David R. McClay

David R. McClay
Arthur S. Pearse Professor of Biology in Trinity College of Arts and Sciences
CMB - Biology
DSCB - Developmental Genetics
DSCB - Evolution and Development
Campus mail: 4102 French Science Center, Science Dr., Durham, NC 27708
Phone: (919) 613-8188

We ask how the embryo works. Prior to morphogenesis the
embryo specifies each cell through transcriptional regulation
and signaling. Our research builds gene regulatory networks to
understand how that early specification works. We then ask how
this specification programs cells for their morphogenetic
movements at gastrulation, and how the cells deploy patterning
Current projects examine 1) novel signal transduction
mechanisms that establish and maintain embryonic boundaries
mold the embryo at gastrulation; 2) specification of primary
mesenchyme cells in such a way that they are prepared to
execute an epithelial-mesenchymal transition, and then study
mechanistically the regulation of that transition; 3) the
specification of endoderm necessary for invagination of the
archenteron; 4) formation of the oral/aboral ectoderm and the
means by which patterning information is distributed three
dimensionally around the embryo. That information is necessary
for patterning and inducing skeletogenesis.
Other projects examine neural tube folding with the goal of
identifying genes associated with neural tube defects. Finally, a
large current effort in systems biology is being expended with
the goal of enlarging our knowledge of early networks and how
they interact.

Education and Training

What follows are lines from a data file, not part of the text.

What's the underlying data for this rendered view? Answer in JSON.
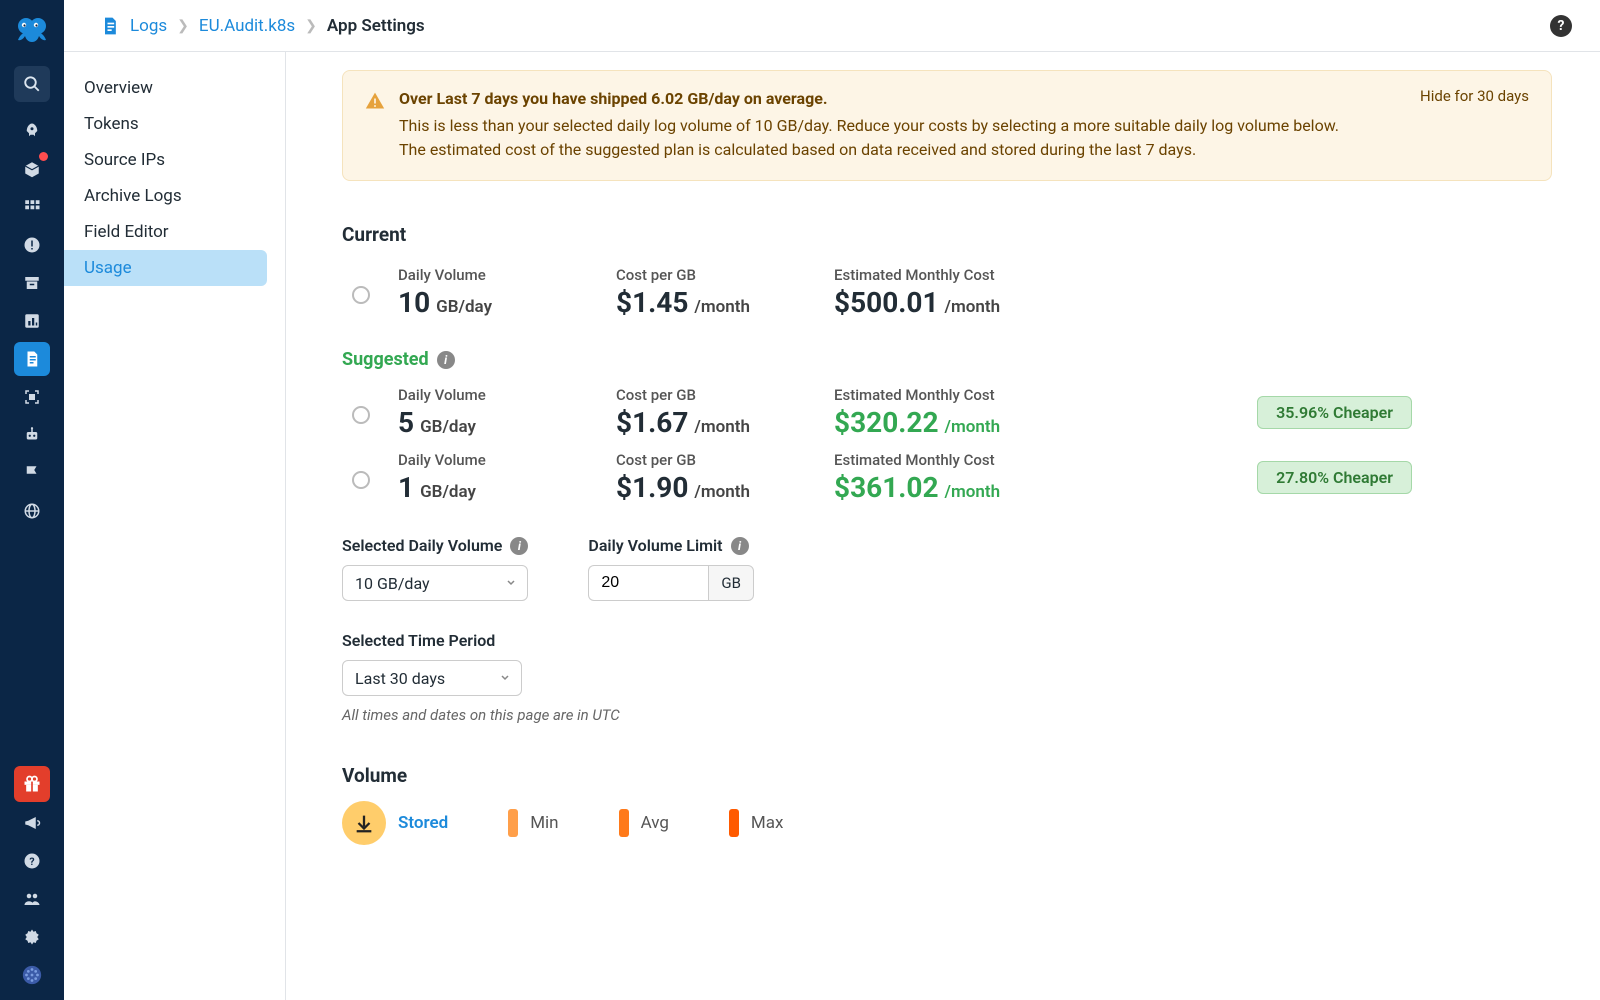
{
  "breadcrumb": {
    "root": "Logs",
    "middle": "EU.Audit.k8s",
    "current": "App Settings"
  },
  "sidebar": {
    "items": [
      {
        "label": "Overview"
      },
      {
        "label": "Tokens"
      },
      {
        "label": "Source IPs"
      },
      {
        "label": "Archive Logs"
      },
      {
        "label": "Field Editor"
      },
      {
        "label": "Usage"
      }
    ]
  },
  "alert": {
    "title": "Over Last 7 days you have shipped 6.02 GB/day on average.",
    "body1": "This is less than your selected daily log volume of 10 GB/day. Reduce your costs by selecting a more suitable daily log volume below.",
    "body2": "The estimated cost of the suggested plan is calculated based on data received and stored during the last 7 days.",
    "hide": "Hide for 30 days"
  },
  "sections": {
    "current": "Current",
    "suggested": "Suggested",
    "volume": "Volume"
  },
  "labels": {
    "daily_volume": "Daily Volume",
    "cost_per_gb": "Cost per GB",
    "est_monthly": "Estimated Monthly Cost",
    "sel_daily": "Selected Daily Volume",
    "daily_limit": "Daily Volume Limit",
    "sel_period": "Selected Time Period",
    "utc_note": "All times and dates on this page are in UTC",
    "per_month": "/month",
    "gb_day": "GB/day",
    "gb": "GB"
  },
  "plans": {
    "current": {
      "vol": "10",
      "cost": "$1.45",
      "monthly": "$500.01"
    },
    "suggested": [
      {
        "vol": "5",
        "cost": "$1.67",
        "monthly": "$320.22",
        "cheaper": "35.96% Cheaper"
      },
      {
        "vol": "1",
        "cost": "$1.90",
        "monthly": "$361.02",
        "cheaper": "27.80% Cheaper"
      }
    ]
  },
  "controls": {
    "sel_daily_value": "10 GB/day",
    "daily_limit_value": "20",
    "sel_period_value": "Last 30 days"
  },
  "volume_legend": {
    "stored": "Stored",
    "min": "Min",
    "avg": "Avg",
    "max": "Max"
  }
}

  • Pennsylvania State University, B.S. 1963
  • University of Vermont, M.S. 1965
  • University of North Carolina at Chapel Hill, Ph.D. 1971

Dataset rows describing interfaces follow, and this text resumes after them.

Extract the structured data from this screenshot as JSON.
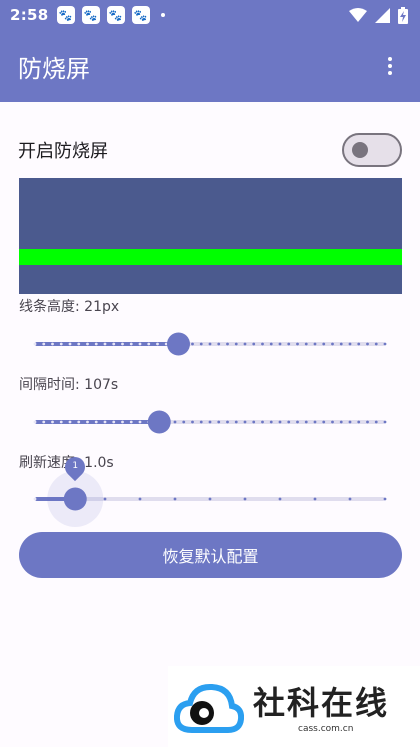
{
  "status_bar": {
    "time": "2:58",
    "notif_glyph": "🐾",
    "notif_count": 4
  },
  "app_bar": {
    "title": "防烧屏"
  },
  "toggle": {
    "label": "开启防烧屏",
    "state": "off"
  },
  "colors": {
    "accent": "#6d77c4",
    "preview_bg": "#4b5a8e",
    "line": "#00ff00"
  },
  "sliders": [
    {
      "label": "线条高度: 21px",
      "fraction": 0.41,
      "steps": 40
    },
    {
      "label": "间隔时间: 107s",
      "fraction": 0.355,
      "steps": 40
    },
    {
      "label": "刷新速度: 1.0s",
      "fraction": 0.115,
      "steps": 10,
      "bubble": "1"
    }
  ],
  "reset_button": {
    "label": "恢复默认配置"
  },
  "watermark": {
    "text": "社科在线",
    "domain": "cass.com.cn"
  }
}
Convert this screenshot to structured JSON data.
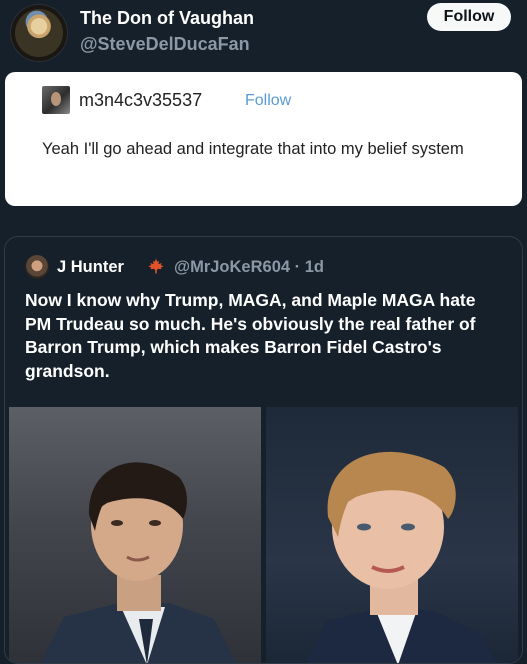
{
  "header": {
    "display_name": "The Don of Vaughan",
    "handle": "@SteveDelDucaFan",
    "follow_label": "Follow"
  },
  "quoted_post": {
    "username": "m3n4c3v35537",
    "follow_label": "Follow",
    "text": "Yeah I'll go ahead and integrate that into my belief system"
  },
  "quote_tweet": {
    "name": "J Hunter",
    "badge_icon": "maple-leaf-icon",
    "handle_time": "@MrJoKeR604 · 1d",
    "text": "Now I know why Trump, MAGA, and Maple MAGA hate PM Trudeau so much. He's obviously the real father of Barron Trump, which makes Barron Fidel Castro's grandson.",
    "images": [
      "photo-left",
      "photo-right"
    ]
  },
  "colors": {
    "background": "#15202b",
    "link_blue": "#5b9bd5",
    "muted": "#8b98a5",
    "maple_red": "#e0532a"
  }
}
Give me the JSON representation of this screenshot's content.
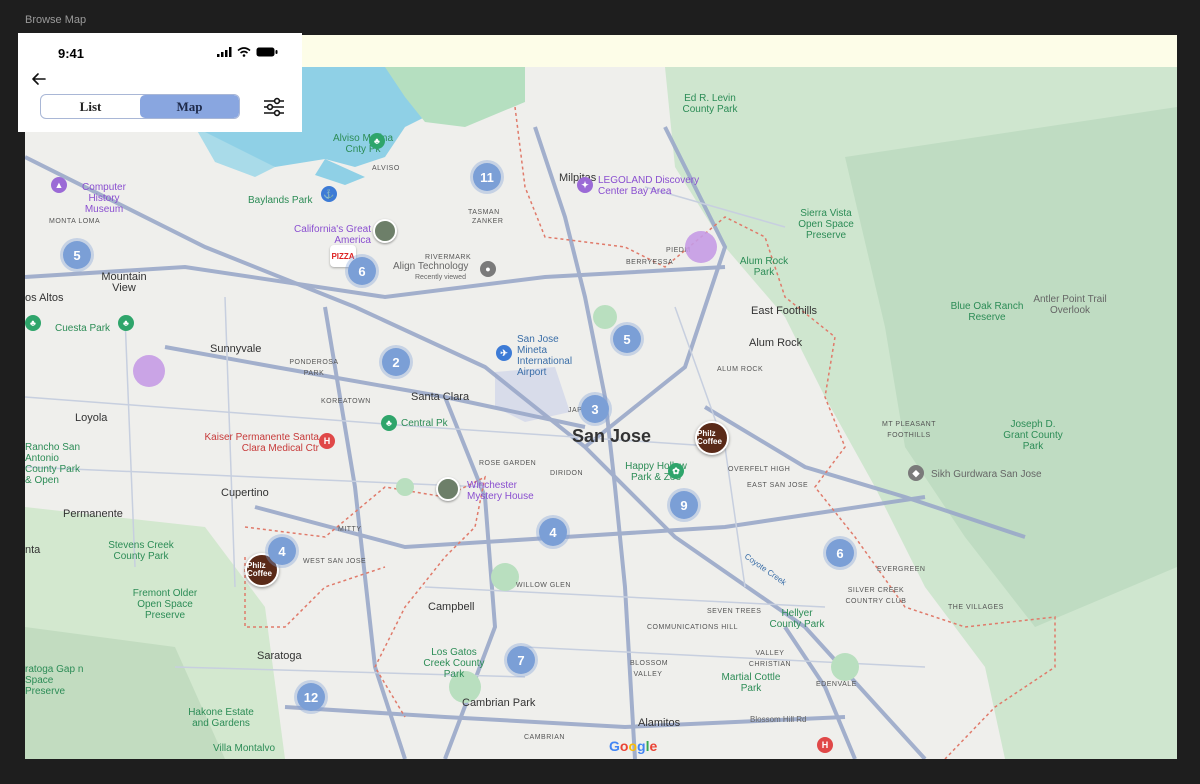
{
  "frame_title": "Browse Map",
  "status_bar": {
    "time": "9:41"
  },
  "view_toggle": {
    "list_label": "List",
    "map_label": "Map",
    "active": "Map"
  },
  "map": {
    "city_center": "San Jose",
    "clusters": [
      "11",
      "5",
      "6",
      "2",
      "5",
      "3",
      "9",
      "4",
      "4",
      "6",
      "7",
      "12"
    ],
    "labels": {
      "milpitas": "Milpitas",
      "mountain_view": "Mountain View",
      "sunnyvale": "Sunnyvale",
      "santa_clara": "Santa Clara",
      "cupertino": "Cupertino",
      "campbell": "Campbell",
      "saratoga": "Saratoga",
      "los_altos": "os Altos",
      "loyola": "Loyola",
      "permanente": "Permanente",
      "nta": "nta",
      "cambrian_park": "Cambrian Park",
      "alamitos": "Alamitos",
      "alum_rock": "Alum Rock",
      "east_foothills": "East Foothills",
      "monta_loma": "MONTA LOMA",
      "tasman": "TASMAN",
      "zanker": "ZANKER",
      "alviso": "ALVISO",
      "rivermark": "RIVERMARK",
      "berryessa": "BERRYESSA",
      "piedmont": "PIEDM",
      "ponderosa_park": "PONDEROSA PARK",
      "koreatown": "KOREATOWN",
      "japantown": "JAPANT",
      "rose_garden": "ROSE GARDEN",
      "diridon": "DIRIDON",
      "mitty": "MITTY",
      "west_san_jose": "WEST SAN JOSE",
      "willow_glen": "WILLOW GLEN",
      "cambrian": "CAMBRIAN",
      "overfelt_high": "OVERFELT HIGH",
      "east_san_jose": "EAST SAN JOSE",
      "alum_rock_hood": "ALUM ROCK",
      "mt_pleasant": "MT PLEASANT FOOTHILLS",
      "evergreen": "EVERGREEN",
      "silver_creek": "SILVER CREEK COUNTRY CLUB",
      "the_villages": "THE VILLAGES",
      "seven_trees": "SEVEN TREES",
      "communications_hill": "COMMUNICATIONS HILL",
      "blossom_valley": "BLOSSOM VALLEY",
      "valley_christian": "VALLEY CHRISTIAN",
      "edenvale": "EDENVALE",
      "blossom_hill_rd": "Blossom Hill Rd",
      "coyote_creek": "Coyote Creek",
      "computer_history": "Computer History Museum",
      "cuesta_park": "Cuesta Park",
      "baylands_park": "Baylands Park",
      "alviso_marina": "Alviso Marina Cnty Pk",
      "great_america": "California's Great America",
      "align_tech": "Align Technology",
      "recently_viewed": "Recently viewed",
      "legoland": "LEGOLAND Discovery Center Bay Area",
      "ed_levin": "Ed R. Levin County Park",
      "sierra_vista": "Sierra Vista Open Space Preserve",
      "alum_rock_park": "Alum Rock Park",
      "blue_oak": "Blue Oak Ranch Reserve",
      "antler_point": "Antler Point Trail Overlook",
      "joseph_grant": "Joseph D. Grant County Park",
      "sikh_gurdwara": "Sikh Gurdwara San Jose",
      "airport": "San Jose Mineta International Airport",
      "central_pk": "Central Pk",
      "kaiser": "Kaiser Permanente Santa Clara Medical Ctr",
      "rancho_san_antonio": "Rancho San Antonio County Park & Open",
      "winchester": "Winchester Mystery House",
      "happy_hollow": "Happy Hollow Park & Zoo",
      "stevens_creek": "Stevens Creek County Park",
      "fremont_older": "Fremont Older Open Space Preserve",
      "los_gatos_creek": "Los Gatos Creek County Park",
      "hellyer": "Hellyer County Park",
      "martial_cottle": "Martial Cottle Park",
      "hakone": "Hakone Estate and Gardens",
      "villa_montalvo": "Villa Montalvo",
      "sanborn": "ratoga Gap n Space Preserve",
      "pizza": "PIZZA",
      "philz": "Philz Coffee",
      "google": "Google"
    }
  }
}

Selected Grants and Awards


A genomic regulatory network for development

Development of the body plan is controlled by large networks of regulatory genes. A gene regulatory network that controls the specification of endoderm and mesoderm in the sea urchin embryo is summarized here.

A kinetic study of embryonic cell adhesion

A new assay is described for measuring the kinetics of adhesion of cells to collecting aggregates. The parameter measured is the percentage of cells in suspension adhering to a large number of collecting aggregates per unit time.